As the rest of the world worries about what a future might look like under Chinese supremacy, Edward Luttwak worries about China's own future prospects. Applying the logic of strategy for which he is well known, Luttwak argues that the most populous nation on Earth--and its second largest economy--may be headed for a fall. For any country whose rising strength cannot go unnoticed, the universal logic of strategy allows only military or economic growth. But China is pursuing both goals simultaneously. Its military buildup and assertive foreign policy have already stirred up resistance among its neighbors, just three of whom--India, Japan, and Vietnam--together outnumber China in population and wealth. Unless China's leaders check their own ambitions, a host of countries, which are already forming tacit military coalitions, will start to impose economic restrictions as well. Chinese leaders will find it difficult to choose between pursuing economic prosperity and increasing China's military strength. Such a change would be hard to explain to public opinion. Moreover, Chinese leaders would have to end their reliance on ancient strategic texts such as Sun Tzu's Art of War.
While these guides might have helped in diplomatic and military conflicts within China itself, their tactics--such as deliberately provoking crises to force negotiations--turned China's neighbors into foes. To avoid arousing the world's enmity further, Luttwak advises, Chinese leaders would be wise to pursue a more sustainable course of economic growth combined with increasing military and diplomatic restraint.

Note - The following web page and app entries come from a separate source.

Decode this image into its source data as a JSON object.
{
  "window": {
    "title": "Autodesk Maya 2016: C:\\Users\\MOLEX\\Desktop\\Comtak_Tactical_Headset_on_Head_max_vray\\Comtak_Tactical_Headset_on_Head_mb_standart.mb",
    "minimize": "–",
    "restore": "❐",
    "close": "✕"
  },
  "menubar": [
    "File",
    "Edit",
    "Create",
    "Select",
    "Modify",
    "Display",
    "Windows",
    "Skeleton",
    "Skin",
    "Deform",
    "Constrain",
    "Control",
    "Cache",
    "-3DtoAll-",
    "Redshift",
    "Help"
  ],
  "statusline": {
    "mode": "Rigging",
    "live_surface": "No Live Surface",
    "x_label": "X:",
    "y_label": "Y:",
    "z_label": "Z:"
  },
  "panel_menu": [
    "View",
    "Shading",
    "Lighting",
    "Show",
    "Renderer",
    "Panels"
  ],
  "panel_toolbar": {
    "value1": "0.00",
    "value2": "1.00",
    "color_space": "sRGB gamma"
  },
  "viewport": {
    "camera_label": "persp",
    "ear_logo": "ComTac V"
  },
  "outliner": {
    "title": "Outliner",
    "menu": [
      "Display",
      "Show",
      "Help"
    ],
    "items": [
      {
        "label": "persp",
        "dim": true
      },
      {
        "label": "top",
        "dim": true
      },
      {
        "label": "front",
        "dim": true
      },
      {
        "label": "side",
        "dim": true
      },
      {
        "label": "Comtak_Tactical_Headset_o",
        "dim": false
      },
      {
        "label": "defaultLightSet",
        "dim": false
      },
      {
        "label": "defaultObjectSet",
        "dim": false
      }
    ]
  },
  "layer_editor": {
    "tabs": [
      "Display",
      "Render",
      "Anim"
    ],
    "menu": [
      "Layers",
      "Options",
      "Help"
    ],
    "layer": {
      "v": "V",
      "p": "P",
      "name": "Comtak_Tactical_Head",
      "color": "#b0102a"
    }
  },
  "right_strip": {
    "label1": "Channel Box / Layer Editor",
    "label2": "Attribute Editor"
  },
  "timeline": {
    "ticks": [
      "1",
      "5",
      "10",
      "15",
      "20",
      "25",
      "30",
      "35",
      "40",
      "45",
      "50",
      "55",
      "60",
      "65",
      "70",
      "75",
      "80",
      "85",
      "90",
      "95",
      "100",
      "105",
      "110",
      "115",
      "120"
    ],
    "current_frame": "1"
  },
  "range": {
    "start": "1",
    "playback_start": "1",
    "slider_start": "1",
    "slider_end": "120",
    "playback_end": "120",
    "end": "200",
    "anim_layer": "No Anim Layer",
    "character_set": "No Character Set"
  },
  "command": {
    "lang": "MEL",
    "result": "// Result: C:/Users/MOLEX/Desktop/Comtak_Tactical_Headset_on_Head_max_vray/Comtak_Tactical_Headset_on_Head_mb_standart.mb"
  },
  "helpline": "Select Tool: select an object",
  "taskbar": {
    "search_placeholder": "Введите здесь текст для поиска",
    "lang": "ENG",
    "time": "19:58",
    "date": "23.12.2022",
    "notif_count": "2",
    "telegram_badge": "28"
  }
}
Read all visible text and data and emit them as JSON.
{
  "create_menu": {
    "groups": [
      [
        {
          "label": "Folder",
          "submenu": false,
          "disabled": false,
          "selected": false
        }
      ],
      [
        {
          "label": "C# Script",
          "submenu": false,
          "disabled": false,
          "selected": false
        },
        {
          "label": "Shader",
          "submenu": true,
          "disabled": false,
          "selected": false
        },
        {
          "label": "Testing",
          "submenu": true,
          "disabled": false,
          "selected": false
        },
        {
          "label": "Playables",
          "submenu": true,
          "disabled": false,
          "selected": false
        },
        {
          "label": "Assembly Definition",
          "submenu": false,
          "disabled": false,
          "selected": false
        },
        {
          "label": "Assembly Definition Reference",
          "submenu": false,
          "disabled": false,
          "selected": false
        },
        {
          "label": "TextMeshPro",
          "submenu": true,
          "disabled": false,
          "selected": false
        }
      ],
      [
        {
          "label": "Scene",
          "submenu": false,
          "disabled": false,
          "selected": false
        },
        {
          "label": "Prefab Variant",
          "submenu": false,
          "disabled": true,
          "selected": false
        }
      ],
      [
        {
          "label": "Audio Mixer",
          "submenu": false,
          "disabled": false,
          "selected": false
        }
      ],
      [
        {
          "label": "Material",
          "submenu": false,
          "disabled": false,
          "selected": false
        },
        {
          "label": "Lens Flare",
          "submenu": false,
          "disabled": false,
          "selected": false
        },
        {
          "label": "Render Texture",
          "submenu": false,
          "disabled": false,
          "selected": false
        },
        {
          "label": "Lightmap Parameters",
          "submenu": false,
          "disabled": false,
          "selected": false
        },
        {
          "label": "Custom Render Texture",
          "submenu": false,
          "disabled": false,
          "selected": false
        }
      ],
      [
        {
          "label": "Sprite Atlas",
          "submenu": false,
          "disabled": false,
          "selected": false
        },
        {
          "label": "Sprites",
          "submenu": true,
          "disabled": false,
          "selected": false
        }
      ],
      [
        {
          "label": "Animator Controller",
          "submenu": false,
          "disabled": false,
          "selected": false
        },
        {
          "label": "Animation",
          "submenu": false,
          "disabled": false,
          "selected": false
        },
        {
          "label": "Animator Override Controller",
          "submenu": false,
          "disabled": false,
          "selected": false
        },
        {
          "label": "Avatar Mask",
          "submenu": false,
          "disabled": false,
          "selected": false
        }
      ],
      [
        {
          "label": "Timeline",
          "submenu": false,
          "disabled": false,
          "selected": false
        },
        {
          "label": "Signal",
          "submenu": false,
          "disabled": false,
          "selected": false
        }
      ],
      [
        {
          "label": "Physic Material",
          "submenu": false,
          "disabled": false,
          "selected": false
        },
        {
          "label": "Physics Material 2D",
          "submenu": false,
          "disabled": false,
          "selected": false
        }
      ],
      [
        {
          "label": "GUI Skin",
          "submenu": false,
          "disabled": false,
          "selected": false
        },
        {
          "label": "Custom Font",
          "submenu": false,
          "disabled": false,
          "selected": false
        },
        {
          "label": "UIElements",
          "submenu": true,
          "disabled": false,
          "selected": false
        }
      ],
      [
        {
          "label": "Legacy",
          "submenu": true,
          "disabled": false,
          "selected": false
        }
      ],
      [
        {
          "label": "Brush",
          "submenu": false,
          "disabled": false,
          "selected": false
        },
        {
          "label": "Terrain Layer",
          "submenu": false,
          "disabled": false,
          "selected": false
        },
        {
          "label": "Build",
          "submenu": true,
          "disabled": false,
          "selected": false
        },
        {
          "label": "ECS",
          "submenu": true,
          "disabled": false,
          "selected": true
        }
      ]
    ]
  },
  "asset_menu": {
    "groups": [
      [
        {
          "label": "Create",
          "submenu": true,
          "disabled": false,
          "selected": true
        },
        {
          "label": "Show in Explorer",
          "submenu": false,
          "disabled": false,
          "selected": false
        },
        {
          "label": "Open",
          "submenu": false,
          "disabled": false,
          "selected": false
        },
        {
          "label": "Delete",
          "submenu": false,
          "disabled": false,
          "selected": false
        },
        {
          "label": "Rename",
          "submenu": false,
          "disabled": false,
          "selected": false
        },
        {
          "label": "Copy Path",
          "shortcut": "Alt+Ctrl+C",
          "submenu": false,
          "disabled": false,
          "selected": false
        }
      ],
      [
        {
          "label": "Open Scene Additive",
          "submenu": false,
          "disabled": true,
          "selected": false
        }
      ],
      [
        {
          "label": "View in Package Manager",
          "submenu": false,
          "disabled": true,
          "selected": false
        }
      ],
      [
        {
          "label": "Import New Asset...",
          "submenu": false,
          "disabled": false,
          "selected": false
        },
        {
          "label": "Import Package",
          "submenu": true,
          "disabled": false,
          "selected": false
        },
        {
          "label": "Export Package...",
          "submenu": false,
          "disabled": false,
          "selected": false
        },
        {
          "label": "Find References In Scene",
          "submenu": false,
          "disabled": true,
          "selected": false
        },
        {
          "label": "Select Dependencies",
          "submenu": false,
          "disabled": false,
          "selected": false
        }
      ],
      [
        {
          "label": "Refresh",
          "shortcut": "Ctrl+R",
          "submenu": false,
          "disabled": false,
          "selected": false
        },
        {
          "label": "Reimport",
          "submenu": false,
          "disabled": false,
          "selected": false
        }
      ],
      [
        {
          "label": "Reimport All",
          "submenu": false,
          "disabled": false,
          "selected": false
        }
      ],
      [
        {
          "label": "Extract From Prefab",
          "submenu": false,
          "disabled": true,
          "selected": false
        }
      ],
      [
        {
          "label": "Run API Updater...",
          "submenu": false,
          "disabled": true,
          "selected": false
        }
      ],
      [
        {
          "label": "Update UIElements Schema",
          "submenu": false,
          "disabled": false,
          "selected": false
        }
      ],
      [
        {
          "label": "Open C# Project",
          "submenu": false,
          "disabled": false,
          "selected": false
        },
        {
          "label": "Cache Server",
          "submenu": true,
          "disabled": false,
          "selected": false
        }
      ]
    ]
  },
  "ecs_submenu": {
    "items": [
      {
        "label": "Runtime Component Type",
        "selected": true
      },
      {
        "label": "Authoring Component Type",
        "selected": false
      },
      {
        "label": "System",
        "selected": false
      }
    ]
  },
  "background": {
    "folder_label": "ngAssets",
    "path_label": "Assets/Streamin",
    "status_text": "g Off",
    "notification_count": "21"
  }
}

Publisher: Harvard University Press
Number of pages: 320
Weight: 405 g
Dimensions: 198 x 137 x 23 mm